Understanding the broad trends, emerging challenges and opportunities that exist within the global economy is crucial.

Lucky for you, our editors and analysts at Money Morning cover this section daily.

The modern global economy became highly integrated following the 2008 global financial crisis, a great example as to explain the interconnectedness of the world economic system.

What first began as a localised problem within the residential asset-backed securities market in the US, eventually saw the fall of major financial firms across the Western world, and ultimately pushed the US and Europe into a deep and prolonged recession.

Although global economic growth has somewhat recovered since then, it is still much lower than pre-2008 trends. The hangover remaining from the crisis has caused high unemployment levels and inequality throughout much of the developing world.

More recently, the Chinese economy has started to rise to a global power, and India and Indonesia have become major players in the global economy.

It’s important to pay attention to these changing trends to protect yourself and your assets.

For the latest international economic news covering international markets, trade, stock markets, investment trends and more, read on…

Markets Get Nothing from Santa This Year

The end of 2018 could have potentially signalled then end of the bull market. A Santa rally is almost certainly well and truly out of the question. So what does this mean for markets in 2019?

EU Breakup to Shake Markets Next Year?

The political disruption going on in Europe could be a defining moment of 2019. But while it might push stocks prices around (in the short-term), you shouldn’t let it dictate where you invest in the new year.

Uranium Market Draws on new Strength

Output of the global uranium market has dropped off in 2018 against growing demand in Asia, which is driving prices higher.

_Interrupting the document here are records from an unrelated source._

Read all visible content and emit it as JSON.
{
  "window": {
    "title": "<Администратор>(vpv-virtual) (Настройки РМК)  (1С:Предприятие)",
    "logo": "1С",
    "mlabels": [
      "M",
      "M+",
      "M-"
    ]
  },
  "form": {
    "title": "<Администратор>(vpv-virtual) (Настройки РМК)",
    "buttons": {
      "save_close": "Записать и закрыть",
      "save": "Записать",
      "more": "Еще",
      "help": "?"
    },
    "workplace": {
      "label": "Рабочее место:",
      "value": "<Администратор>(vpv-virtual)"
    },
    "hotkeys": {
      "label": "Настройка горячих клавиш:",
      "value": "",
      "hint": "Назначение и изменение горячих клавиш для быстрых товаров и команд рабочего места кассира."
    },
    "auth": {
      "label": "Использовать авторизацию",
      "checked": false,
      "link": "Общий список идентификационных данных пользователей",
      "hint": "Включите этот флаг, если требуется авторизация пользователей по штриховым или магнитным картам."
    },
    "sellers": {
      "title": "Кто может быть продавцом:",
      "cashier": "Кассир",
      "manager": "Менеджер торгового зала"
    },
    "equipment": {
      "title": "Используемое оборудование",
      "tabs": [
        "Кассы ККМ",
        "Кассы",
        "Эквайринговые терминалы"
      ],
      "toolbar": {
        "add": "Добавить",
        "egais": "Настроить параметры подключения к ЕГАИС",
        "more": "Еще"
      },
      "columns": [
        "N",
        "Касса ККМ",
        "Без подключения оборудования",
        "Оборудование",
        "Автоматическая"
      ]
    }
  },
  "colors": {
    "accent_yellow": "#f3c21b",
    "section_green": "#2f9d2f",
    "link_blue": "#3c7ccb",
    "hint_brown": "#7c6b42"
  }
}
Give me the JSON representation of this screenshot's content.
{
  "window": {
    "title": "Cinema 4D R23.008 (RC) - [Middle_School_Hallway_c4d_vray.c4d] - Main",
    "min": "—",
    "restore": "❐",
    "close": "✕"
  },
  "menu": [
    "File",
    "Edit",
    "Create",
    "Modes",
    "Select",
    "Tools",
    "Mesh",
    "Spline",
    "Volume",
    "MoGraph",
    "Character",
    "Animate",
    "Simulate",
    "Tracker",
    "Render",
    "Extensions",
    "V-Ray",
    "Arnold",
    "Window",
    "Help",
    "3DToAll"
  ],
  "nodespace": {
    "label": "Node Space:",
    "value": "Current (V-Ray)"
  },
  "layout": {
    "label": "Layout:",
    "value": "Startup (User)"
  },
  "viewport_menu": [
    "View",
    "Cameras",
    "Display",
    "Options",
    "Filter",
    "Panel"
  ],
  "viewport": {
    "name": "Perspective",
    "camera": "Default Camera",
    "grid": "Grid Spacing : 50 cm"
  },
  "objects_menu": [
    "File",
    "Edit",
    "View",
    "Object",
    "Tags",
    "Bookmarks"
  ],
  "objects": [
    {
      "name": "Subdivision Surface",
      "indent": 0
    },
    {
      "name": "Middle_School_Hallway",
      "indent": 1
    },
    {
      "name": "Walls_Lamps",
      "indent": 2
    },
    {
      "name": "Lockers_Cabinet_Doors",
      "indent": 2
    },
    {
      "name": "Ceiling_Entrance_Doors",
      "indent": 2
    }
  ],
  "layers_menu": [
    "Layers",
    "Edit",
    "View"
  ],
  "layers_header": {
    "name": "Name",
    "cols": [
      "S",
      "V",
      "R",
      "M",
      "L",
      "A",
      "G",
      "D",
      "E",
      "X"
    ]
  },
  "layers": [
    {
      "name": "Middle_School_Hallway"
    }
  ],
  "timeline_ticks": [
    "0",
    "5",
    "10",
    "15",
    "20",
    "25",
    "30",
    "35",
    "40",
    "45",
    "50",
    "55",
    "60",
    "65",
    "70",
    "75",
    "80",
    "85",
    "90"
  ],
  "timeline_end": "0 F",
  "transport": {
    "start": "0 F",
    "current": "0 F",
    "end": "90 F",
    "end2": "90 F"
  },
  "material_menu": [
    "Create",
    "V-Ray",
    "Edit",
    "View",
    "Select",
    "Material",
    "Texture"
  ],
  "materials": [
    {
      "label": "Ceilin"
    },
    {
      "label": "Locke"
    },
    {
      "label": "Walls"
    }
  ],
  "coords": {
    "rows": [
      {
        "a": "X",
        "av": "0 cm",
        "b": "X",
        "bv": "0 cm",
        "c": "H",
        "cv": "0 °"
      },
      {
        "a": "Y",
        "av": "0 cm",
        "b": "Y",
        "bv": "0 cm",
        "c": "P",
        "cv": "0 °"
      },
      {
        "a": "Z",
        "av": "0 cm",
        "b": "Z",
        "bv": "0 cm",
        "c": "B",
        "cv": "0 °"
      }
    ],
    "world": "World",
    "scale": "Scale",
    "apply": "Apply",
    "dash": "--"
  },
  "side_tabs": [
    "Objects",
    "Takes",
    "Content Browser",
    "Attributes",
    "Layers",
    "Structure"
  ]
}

A low price environment has also caused major uranium producers to suspend production, which has helped lift prices to fix the supply and demand imbalance.
Money Morning Australia